Re: Searching for my Grandfather's birth records #general


Sherri Bobish
 

Allan wrote:
I do not know when Social Security started but in modern days you need to
show your birth certificate to file for Social Security. Now I think babies
actually get there number when they are born.
Allan is correct. When our son was born two decades ago the hospital
immediately filled out the Social Security application for him. The child must
have a Social Security number for tax purposes.

When Social Security was begun in the mid-1930's there were so many people
without birth certificates that the U.S. census was one medium used as proof
of age. The WPA used that reasoning when applying for funds to index the census.

For more detail on the subject:
http://www.archives.gov/publications/prologue/2002/spring/soundex-projects.html

Also, note that one had bo be born in 1870 or later to participate in Social
Security.

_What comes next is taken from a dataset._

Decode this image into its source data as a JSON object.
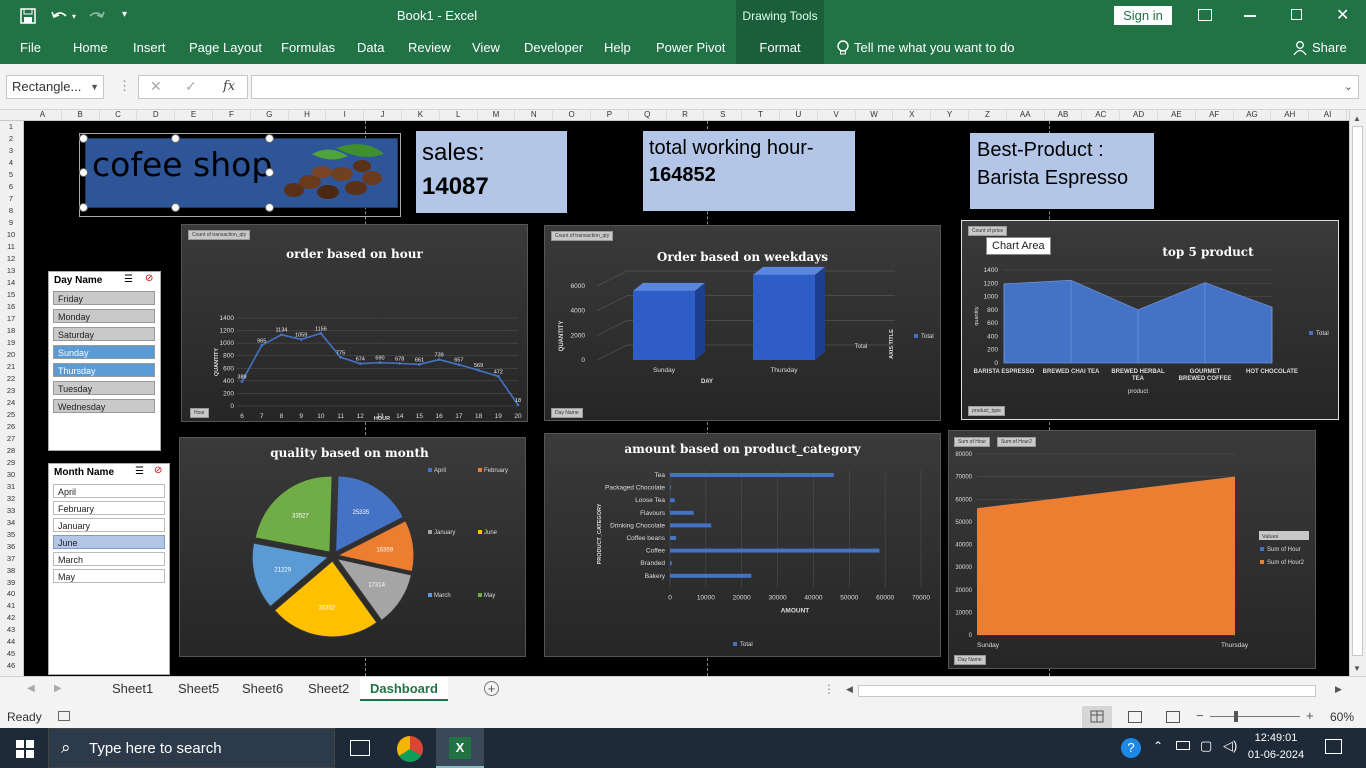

As an aside, I recall in the 1960's when my gf was retiring and ready to
receive Social Security that my uncle went to NARA in Manhattan to obtain a
copy of my gf's 1904 ship manifest to prove that he was born in 1895. I've
wondered why that was necessary since my gf was naturalized, had appeared on
every U.S. census since 1910, and had a Social Security card since the
mid-1930's.

Also, it was common for people born in the U.S. to have no birth certificate.
Most births were home births, and the paperwork simply didn't get filed. It
was around 1900 when many states began getting stricter about the filing of
birth and marriage records.

Regards,

Sherri Bobish
Princeton, NJ

Join main@groups.jewishgen.org to automatically receive all group messages.